(Collection entries)
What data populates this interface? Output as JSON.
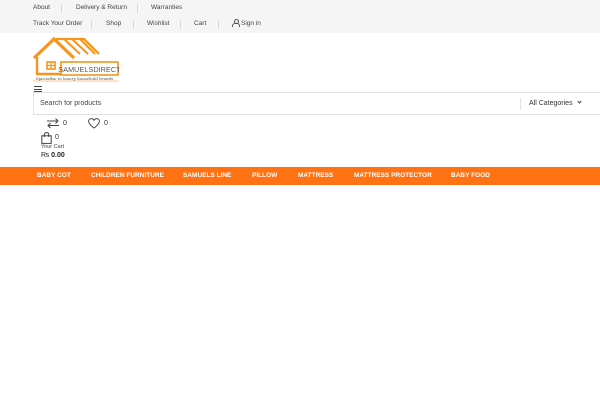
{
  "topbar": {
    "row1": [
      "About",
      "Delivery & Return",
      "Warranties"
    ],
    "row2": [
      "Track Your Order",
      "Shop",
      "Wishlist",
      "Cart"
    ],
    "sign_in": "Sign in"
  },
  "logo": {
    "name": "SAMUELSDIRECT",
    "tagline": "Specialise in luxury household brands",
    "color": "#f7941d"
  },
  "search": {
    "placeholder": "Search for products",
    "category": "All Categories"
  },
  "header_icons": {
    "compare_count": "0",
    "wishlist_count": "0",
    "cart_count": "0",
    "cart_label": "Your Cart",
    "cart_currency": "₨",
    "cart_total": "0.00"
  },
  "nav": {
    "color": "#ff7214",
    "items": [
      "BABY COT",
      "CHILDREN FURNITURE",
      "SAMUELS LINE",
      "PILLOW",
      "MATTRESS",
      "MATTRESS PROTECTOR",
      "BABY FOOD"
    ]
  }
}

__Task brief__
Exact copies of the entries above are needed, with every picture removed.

__Solution to this problem__
What data populates this interface? Output as JSON.
{
  "topbar": {
    "row1": [
      "About",
      "Delivery & Return",
      "Warranties"
    ],
    "row2": [
      "Track Your Order",
      "Shop",
      "Wishlist",
      "Cart"
    ],
    "sign_in": "Sign in"
  },
  "logo": {
    "name": "SAMUELSDIRECT",
    "tagline": "Specialise in luxury household brands",
    "color": "#f7941d"
  },
  "search": {
    "placeholder": "Search for products",
    "category": "All Categories"
  },
  "header_icons": {
    "compare_count": "0",
    "wishlist_count": "0",
    "cart_count": "0",
    "cart_label": "Your Cart",
    "cart_currency": "₨",
    "cart_total": "0.00"
  },
  "nav": {
    "color": "#ff7214",
    "items": [
      "BABY COT",
      "CHILDREN FURNITURE",
      "SAMUELS LINE",
      "PILLOW",
      "MATTRESS",
      "MATTRESS PROTECTOR",
      "BABY FOOD"
    ]
  }
}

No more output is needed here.